◆ **Task to carry out**: Within the entries that follow, show each line where the word "DeporWin" occurs.

++++ Task input ++++

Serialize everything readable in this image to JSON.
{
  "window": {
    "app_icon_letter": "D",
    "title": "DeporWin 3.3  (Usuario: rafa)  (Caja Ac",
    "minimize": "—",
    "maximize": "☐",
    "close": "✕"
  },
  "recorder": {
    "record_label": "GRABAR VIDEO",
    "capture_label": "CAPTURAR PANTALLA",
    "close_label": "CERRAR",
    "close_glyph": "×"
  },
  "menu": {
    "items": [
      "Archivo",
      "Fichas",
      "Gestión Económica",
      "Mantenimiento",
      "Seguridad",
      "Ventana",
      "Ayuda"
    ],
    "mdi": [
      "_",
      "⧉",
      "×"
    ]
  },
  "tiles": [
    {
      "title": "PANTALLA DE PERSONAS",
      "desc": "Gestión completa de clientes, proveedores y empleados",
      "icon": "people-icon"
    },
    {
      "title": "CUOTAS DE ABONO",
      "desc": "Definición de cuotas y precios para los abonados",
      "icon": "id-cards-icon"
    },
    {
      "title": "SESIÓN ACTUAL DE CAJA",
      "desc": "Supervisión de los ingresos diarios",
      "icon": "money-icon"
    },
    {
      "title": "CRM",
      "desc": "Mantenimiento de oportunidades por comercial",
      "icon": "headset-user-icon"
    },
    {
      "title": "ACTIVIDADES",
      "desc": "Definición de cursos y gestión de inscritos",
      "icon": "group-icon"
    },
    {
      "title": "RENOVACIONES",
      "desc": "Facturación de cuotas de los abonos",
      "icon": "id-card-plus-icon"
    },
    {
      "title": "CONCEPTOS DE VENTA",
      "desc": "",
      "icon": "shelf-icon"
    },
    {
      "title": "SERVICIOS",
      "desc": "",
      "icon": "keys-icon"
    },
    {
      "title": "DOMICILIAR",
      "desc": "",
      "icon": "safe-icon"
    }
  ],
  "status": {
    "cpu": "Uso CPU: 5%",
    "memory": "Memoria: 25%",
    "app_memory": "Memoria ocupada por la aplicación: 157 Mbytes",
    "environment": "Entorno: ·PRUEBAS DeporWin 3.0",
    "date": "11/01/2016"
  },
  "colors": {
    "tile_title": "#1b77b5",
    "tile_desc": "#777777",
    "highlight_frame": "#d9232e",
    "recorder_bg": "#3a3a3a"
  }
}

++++

◆ **Task result**:
    "title": "DeporWin 3.3  (Usuario: rafa)  (Caja Ac",
    "environment": "Entorno: ·PRUEBAS DeporWin 3.0",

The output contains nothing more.